The answer must be an exact copy of the lines from the one holding "What's the underlying" through the final line of the entries, and nothing else.

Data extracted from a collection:
================

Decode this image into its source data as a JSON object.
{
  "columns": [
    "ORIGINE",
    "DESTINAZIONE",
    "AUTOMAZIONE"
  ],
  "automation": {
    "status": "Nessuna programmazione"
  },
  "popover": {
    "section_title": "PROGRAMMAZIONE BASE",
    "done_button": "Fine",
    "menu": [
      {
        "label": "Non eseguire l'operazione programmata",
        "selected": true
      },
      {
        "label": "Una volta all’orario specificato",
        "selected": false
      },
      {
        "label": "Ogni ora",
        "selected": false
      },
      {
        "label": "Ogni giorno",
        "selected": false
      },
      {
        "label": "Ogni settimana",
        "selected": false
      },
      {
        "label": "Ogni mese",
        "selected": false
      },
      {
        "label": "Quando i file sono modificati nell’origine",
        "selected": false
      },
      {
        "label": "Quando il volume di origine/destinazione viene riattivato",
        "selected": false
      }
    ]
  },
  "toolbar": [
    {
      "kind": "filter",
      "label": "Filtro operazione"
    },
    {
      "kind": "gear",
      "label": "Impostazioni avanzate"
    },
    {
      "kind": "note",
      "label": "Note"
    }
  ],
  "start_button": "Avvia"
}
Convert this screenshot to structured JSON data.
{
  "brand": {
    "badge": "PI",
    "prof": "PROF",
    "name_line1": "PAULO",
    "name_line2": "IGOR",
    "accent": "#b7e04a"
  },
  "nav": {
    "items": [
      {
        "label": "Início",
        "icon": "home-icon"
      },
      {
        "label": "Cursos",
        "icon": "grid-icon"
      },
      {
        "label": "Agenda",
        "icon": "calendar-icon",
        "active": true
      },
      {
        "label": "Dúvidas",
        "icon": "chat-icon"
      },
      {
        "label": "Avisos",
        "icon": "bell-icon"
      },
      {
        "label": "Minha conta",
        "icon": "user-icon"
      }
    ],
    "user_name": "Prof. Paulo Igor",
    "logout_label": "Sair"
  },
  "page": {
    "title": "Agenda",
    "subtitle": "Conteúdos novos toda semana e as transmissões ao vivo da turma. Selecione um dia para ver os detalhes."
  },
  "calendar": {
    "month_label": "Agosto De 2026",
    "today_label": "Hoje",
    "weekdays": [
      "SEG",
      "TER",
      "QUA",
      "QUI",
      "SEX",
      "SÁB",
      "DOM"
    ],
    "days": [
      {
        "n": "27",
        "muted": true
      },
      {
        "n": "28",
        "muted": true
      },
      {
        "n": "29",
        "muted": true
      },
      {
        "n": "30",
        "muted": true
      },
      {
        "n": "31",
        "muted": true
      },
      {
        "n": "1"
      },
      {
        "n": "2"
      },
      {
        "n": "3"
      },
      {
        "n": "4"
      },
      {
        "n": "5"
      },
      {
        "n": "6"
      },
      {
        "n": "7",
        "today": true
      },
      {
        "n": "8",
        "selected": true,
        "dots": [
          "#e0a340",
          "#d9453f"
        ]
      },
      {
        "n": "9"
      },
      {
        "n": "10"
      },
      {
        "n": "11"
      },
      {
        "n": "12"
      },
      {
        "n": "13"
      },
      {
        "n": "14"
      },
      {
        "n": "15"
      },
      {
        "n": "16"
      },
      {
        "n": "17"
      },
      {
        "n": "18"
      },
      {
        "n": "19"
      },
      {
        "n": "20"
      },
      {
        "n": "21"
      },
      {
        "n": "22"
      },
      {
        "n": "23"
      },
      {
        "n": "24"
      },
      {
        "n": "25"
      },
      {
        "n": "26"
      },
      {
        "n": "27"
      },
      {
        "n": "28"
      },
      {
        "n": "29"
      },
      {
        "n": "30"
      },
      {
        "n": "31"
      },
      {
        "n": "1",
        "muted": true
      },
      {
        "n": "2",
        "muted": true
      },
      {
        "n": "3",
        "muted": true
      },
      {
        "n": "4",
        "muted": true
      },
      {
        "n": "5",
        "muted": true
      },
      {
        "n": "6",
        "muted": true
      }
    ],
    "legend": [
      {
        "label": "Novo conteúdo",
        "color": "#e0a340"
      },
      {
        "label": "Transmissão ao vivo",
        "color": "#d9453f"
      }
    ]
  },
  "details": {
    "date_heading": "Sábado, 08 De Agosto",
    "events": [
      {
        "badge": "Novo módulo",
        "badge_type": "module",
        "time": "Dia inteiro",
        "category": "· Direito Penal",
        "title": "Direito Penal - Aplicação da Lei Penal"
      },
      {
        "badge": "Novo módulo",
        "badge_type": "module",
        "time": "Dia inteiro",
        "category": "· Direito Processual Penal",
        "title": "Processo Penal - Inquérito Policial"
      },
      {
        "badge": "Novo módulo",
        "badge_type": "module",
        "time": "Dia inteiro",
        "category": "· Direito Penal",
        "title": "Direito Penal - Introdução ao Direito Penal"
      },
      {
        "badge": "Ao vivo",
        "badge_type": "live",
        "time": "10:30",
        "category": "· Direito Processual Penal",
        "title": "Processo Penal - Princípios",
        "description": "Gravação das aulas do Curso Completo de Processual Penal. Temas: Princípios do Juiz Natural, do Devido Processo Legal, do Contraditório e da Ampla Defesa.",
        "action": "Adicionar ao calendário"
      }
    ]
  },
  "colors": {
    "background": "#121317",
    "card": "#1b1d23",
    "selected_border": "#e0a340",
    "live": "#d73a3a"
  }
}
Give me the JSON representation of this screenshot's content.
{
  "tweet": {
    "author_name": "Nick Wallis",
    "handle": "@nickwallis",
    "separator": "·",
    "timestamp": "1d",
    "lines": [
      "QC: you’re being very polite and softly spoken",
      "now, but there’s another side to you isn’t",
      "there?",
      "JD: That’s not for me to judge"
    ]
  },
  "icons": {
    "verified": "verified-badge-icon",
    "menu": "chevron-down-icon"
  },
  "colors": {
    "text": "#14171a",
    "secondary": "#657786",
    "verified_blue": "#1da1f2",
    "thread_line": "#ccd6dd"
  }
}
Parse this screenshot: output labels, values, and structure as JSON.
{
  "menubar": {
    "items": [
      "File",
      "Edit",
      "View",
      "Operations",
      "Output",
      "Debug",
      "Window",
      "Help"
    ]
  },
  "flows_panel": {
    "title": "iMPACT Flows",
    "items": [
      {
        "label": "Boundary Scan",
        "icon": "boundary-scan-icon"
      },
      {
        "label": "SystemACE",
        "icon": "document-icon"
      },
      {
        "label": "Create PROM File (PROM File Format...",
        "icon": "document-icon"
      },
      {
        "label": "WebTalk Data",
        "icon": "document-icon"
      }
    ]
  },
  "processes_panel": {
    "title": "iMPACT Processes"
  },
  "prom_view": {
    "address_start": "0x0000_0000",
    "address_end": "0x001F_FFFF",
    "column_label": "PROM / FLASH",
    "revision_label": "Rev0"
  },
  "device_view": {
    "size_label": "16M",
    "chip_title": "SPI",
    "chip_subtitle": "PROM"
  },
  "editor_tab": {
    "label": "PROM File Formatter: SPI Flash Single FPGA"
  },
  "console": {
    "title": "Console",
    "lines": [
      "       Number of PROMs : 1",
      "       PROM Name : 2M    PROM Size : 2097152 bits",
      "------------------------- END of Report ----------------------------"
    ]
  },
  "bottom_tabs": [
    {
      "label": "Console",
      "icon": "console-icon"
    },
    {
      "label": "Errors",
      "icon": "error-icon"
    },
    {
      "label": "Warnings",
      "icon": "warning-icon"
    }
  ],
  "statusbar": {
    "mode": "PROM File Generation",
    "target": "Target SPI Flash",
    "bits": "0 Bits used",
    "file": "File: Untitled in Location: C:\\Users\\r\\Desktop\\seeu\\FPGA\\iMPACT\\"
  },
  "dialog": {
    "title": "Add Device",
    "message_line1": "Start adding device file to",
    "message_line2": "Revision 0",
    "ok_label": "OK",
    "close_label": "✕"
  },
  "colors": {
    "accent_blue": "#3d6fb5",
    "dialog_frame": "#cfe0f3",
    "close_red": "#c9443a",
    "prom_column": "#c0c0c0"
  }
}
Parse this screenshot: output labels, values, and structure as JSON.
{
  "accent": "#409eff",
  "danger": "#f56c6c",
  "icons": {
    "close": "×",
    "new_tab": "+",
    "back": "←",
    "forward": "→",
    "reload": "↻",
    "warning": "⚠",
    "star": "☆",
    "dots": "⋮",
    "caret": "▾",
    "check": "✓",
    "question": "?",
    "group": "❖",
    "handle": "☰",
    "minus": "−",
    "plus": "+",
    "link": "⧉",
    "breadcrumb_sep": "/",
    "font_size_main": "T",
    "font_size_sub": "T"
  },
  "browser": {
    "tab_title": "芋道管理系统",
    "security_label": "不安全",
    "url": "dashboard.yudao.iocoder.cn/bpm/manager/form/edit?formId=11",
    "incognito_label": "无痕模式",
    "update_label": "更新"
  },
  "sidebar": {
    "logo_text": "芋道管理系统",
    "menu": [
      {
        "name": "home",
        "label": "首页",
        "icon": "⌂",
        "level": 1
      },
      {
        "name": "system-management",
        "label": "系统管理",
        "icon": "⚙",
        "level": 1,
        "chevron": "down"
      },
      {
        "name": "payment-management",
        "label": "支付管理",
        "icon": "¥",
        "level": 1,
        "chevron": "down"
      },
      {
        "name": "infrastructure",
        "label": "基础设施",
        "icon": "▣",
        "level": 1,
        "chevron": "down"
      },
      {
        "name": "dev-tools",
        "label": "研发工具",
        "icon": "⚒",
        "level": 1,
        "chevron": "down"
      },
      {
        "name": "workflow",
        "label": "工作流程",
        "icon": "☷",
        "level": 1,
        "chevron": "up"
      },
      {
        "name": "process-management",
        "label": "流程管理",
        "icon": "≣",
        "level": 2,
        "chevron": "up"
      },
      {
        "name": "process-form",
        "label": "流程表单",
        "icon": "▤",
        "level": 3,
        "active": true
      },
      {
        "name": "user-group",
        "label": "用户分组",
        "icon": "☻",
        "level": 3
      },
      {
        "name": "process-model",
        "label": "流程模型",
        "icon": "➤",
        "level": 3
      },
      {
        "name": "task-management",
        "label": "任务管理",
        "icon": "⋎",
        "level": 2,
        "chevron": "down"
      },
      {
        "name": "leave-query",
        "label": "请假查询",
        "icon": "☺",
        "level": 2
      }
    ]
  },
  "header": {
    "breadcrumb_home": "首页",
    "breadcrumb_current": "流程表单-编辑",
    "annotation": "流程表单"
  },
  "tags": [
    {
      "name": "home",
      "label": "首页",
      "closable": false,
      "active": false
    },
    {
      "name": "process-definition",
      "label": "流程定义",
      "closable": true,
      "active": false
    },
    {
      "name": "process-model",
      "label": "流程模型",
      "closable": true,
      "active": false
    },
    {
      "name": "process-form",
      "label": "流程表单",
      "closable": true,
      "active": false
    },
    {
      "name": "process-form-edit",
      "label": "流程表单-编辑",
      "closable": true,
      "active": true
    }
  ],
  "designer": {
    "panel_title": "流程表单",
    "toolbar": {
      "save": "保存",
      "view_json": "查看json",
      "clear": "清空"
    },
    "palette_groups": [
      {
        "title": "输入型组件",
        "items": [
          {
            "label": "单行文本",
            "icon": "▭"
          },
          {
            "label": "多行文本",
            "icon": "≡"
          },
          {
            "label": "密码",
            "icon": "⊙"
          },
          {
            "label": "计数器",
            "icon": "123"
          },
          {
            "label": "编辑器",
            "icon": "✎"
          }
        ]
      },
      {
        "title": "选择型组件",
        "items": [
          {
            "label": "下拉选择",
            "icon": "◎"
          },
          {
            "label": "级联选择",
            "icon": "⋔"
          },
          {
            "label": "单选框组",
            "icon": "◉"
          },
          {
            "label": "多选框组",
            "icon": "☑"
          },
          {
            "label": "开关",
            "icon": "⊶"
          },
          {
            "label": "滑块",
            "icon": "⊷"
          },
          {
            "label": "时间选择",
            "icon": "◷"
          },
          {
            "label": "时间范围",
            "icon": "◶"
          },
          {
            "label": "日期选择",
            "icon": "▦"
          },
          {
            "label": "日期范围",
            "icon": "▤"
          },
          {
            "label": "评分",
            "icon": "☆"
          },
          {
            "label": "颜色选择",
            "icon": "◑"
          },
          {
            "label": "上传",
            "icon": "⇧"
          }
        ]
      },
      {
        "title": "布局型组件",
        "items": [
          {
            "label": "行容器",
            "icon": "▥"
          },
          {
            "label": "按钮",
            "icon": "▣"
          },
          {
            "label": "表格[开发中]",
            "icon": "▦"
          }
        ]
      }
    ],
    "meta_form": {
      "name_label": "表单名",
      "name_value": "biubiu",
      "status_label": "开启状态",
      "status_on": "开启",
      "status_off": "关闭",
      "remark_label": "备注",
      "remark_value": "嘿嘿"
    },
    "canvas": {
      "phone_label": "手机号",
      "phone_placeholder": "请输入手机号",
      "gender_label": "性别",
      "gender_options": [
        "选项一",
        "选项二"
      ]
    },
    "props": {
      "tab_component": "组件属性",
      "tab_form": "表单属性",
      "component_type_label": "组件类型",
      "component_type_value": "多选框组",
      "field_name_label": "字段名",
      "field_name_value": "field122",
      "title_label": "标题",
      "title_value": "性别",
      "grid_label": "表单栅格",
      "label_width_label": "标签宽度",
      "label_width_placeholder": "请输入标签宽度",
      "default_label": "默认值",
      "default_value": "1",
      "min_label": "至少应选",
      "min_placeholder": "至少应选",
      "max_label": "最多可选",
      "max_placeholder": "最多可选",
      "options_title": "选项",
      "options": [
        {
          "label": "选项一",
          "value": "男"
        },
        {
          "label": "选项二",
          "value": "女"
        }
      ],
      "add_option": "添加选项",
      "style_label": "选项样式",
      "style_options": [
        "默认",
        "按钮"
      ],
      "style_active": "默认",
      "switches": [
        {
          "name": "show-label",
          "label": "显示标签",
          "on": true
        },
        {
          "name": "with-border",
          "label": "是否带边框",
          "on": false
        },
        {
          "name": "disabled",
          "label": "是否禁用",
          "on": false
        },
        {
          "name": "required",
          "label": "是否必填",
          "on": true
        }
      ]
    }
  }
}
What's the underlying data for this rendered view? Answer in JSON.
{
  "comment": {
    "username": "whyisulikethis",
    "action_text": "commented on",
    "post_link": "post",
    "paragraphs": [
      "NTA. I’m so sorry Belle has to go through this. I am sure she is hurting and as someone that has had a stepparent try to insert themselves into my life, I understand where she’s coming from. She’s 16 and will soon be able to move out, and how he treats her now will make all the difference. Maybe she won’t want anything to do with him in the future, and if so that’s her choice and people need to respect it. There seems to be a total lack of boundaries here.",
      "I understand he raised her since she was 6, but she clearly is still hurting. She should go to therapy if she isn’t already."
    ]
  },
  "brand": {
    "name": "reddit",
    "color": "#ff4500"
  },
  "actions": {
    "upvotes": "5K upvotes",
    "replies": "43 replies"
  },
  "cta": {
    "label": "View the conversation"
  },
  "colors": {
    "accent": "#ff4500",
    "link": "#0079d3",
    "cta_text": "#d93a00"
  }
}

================

* [Result of this exercise]:
What's the underlying data for this rendered view? Answer in JSON.
{
  "comment": {
    "username": "whyisulikethis",
    "action_text": "commented on",
    "post_link": "post",
    "paragraphs": [
      "NTA. I’m so sorry Belle has to go through this. I am sure she is hurting and as someone that has had a stepparent try to insert themselves into my life, I understand where she’s coming from. She’s 16 and will soon be able to move out, and how he treats her now will make all the difference. Maybe she won’t want anything to do with him in the future, and if so that’s her choice and people need to respect it. There seems to be a total lack of boundaries here.",
      "I understand he raised her since she was 6, but she clearly is still hurting. She should go to therapy if she isn’t already."
    ]
  },
  "brand": {
    "name": "reddit",
    "color": "#ff4500"
  },
  "actions": {
    "upvotes": "5K upvotes",
    "replies": "43 replies"
  },
  "cta": {
    "label": "View the conversation"
  },
  "colors": {
    "accent": "#ff4500",
    "link": "#0079d3",
    "cta_text": "#d93a00"
  }
}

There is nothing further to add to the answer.